by Charli Mills

As a supervisor, you manage your work responsibilities along with those of your team. When you make time to get to know the people you are leading, you build relationships that can make the difference between an employee staying or quitting. You also create an environment of trust in which the team feels motivated to meet goals and contribute to company success. Your team will recognize your genuine efforts to get to know their perspectives and contributions.

Beverage in Hand

Coffee has a sociable quality and as a leader, you’ll appear more approachable with a beverage in hand. If your team is small enough, meet with each person individually for coffee, tea or a smoothie. If your team is larger, set up a beverage forum to meet with five to ten team members at a time. The point is to get away from your desk duties and to seek feedback about the issues your team faces daily, such as having the right tools to get the responsibilities met.

Strengths

An effective way to get to know your team is to understand their strengths. The book and assessment, “Strengths Finder 2.0” by business author Tom Rath is based on 40 years of Gallup research and is aimed at helping people understand how to do your best everyday. The assessment is quick, but requires a person to own the book to get the link to the test. The team understands each person's strengths when you share the results together. It also gives you insight on what engages each team member.

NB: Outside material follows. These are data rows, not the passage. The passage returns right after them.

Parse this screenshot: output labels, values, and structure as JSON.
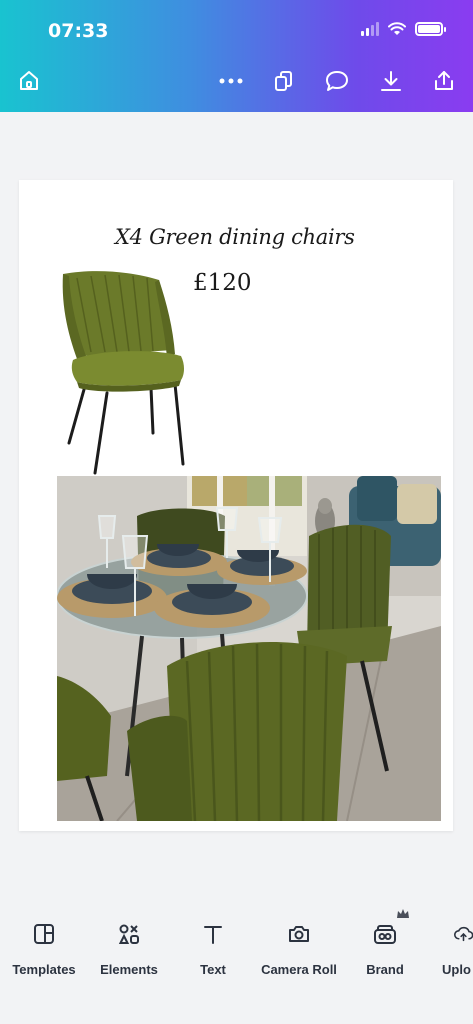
{
  "status": {
    "time": "07:33"
  },
  "toolbar": {
    "icons": [
      "home-icon",
      "more-icon",
      "pages-icon",
      "comment-icon",
      "download-icon",
      "share-icon"
    ]
  },
  "design": {
    "title": "X4 Green dining chairs",
    "price": "£120"
  },
  "bottom_tools": [
    {
      "label": "Templates",
      "icon": "templates-icon"
    },
    {
      "label": "Elements",
      "icon": "elements-icon"
    },
    {
      "label": "Text",
      "icon": "text-icon"
    },
    {
      "label": "Camera Roll",
      "icon": "camera-icon"
    },
    {
      "label": "Brand",
      "icon": "brand-icon"
    },
    {
      "label": "Uplo",
      "icon": "upload-icon"
    }
  ],
  "colors": {
    "header_gradient_start": "#19c3d0",
    "header_gradient_end": "#8a3cf0",
    "chair_green": "#6b7a2a",
    "background": "#f2f3f5"
  }
}
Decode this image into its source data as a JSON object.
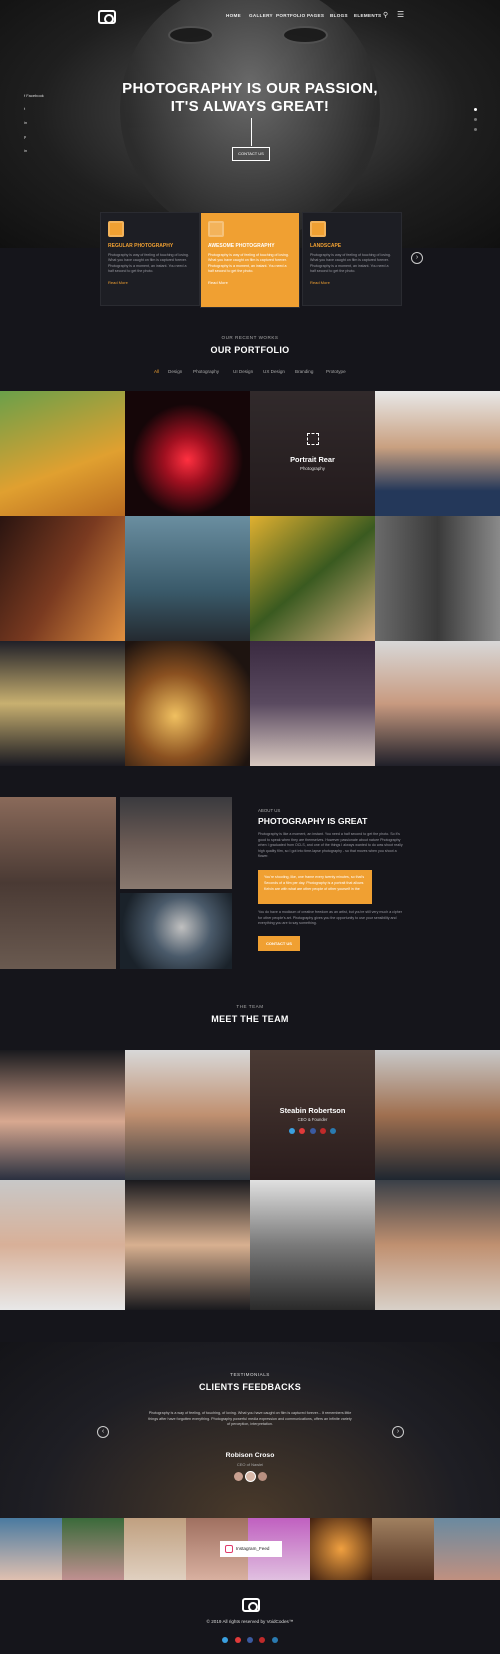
{
  "nav": {
    "items": [
      "HOME",
      "GALLERY",
      "PORTFOLIO",
      "PAGES",
      "BLOGS",
      "ELEMENTS"
    ]
  },
  "hero": {
    "title_line1": "PHOTOGRAPHY IS OUR PASSION,",
    "title_line2": "IT'S ALWAYS GREAT!",
    "button": "CONTACT US",
    "social": [
      "f Facebook",
      "t",
      "in",
      "p",
      "in"
    ]
  },
  "features": [
    {
      "title": "REGULAR PHOTOGRAPHY",
      "desc": "Photography is way of feeling of touching of loving. What you have caught on film is captured forever. Photography is a moment, an instant. You need a half second to get the photo.",
      "link": "Read More"
    },
    {
      "title": "AWESOME PHOTOGRAPHY",
      "desc": "Photography is way of feeling of touching of loving. What you have caught on film is captured forever. Photography is a moment, an instant. You need a half second to get the photo.",
      "link": "Read More"
    },
    {
      "title": "LANDSCAPE",
      "desc": "Photography is way of feeling of touching of loving. What you have caught on film is captured forever. Photography is a moment, an instant. You need a half second to get the photo.",
      "link": "Read More"
    }
  ],
  "portfolio": {
    "kicker": "OUR RECENT WORKS",
    "title": "OUR PORTFOLIO",
    "filters": [
      "All",
      "Design",
      "Photography",
      "UI Design",
      "UX Design",
      "Branding",
      "Prototype"
    ],
    "hover_title": "Portrait Rear",
    "hover_sub": "Photography"
  },
  "about": {
    "kicker": "ABOUT US",
    "title": "PHOTOGRAPHY IS GREAT",
    "para1": "Photography is like a moment, an instant. You need a half second to get the photo. So it's good to speak when they are themselves. However passionate about nature Photography when I graduated from OCLS, and one of the things I always wanted to do was shoot really high quality film, so I got into time-lapse photography - so that moves when you shoot a flower.",
    "checks": [
      "You're shooting, like, one frame every twenty minutes, so that's",
      "Seconds of a film per day. Photography is a portrait that allows",
      "Kelvin are with what are other people of other yourself in the"
    ],
    "para2": "You do have a modicum of creative freedom as an artist, but you're still very much a cipher for other people's art. Photography gives you the opportunity to use your sensibility and everything you are to say something.",
    "button": "CONTACT US"
  },
  "team": {
    "kicker": "THE TEAM",
    "title": "MEET THE TEAM",
    "hover_name": "Steabin Robertson",
    "hover_role": "CEO & Founder"
  },
  "testimonials": {
    "kicker": "TESTIMONIALS",
    "title": "CLIENTS FEEDBACKS",
    "quote": "Photography is a way of feeling, of touching, of loving. What you have caught on film is captured forever... It remembers little things after have forgotten everything. Photography powerful media expression and communications, offers an infinite variety of perception, interpretation.",
    "name": "Robison Croso",
    "role": "CEO of Nawlei"
  },
  "instagram": {
    "label": "Instagram_Feed"
  },
  "footer": {
    "copyright": "© 2019 All rights reserved by VoidCodes™"
  },
  "colors": {
    "accent": "#f0a032",
    "bg": "#15151b"
  }
}
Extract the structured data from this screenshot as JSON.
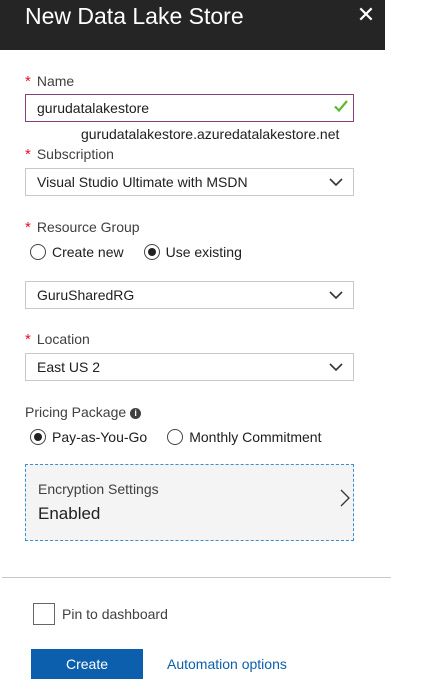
{
  "header": {
    "title": "New Data Lake Store",
    "close_glyph": "✕"
  },
  "required_marker": "*",
  "name_field": {
    "label": "Name",
    "value": "gurudatalakestore",
    "hint": "gurudatalakestore.azuredatalakestore.net",
    "valid_icon": "check-icon"
  },
  "subscription": {
    "label": "Subscription",
    "selected": "Visual Studio Ultimate with MSDN"
  },
  "resource_group": {
    "label": "Resource Group",
    "options": [
      "Create new",
      "Use existing"
    ],
    "selected_option": "Use existing",
    "selected": "GuruSharedRG"
  },
  "location": {
    "label": "Location",
    "selected": "East US 2"
  },
  "pricing": {
    "label": "Pricing Package",
    "info_glyph": "i",
    "options": [
      "Pay-as-You-Go",
      "Monthly Commitment"
    ],
    "selected_option": "Pay-as-You-Go"
  },
  "encryption": {
    "title": "Encryption Settings",
    "value": "Enabled"
  },
  "footer": {
    "pin_label": "Pin to dashboard",
    "create_label": "Create",
    "automation_label": "Automation options"
  },
  "colors": {
    "header_bg": "#252526",
    "primary": "#0b5fad",
    "required": "#e81123",
    "valid": "#5cb82e"
  }
}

Visioning

Visioning is a method of connecting success to goals. When you get to know your team, you understand how they relate to the goals of the team. You can work on a vision as a group exercise, letting everybody contribute to the grand picture of what success looks and feels like. Ultimately, the team has a clearer picture of results and feels more engaged in the process. You also have a better idea of how in tune your team is with the projects at hand.

Communicating Expectations

As a supervisor, it is vital to communicate clear expectations. While getting to know your team, you are also creating an environment for the team to produce the best work possible. Companies often use annual reviews to measure how expectations are being met. Meet quarterly with your team to communicate updates and include your team members in their own progress. It’s also opportunity for you to correct a problem before it gets out of hand, or to praise good work before it's forgotten.

Resources

  • Strengths Finder 2.0; Tom Rath

About the Author

Charli Mills has covered the natural food industry since 2001 as a marketing communications manager for a highly successful retail cooperative. She built teams, brands and strategies. She is a writer and editor of "This is Living Naturally," a consultant for Carrot Ranch Communications and a Master Cooperative Communicator.

Photo Credits

  • George Doyle/Stockbyte/Getty Images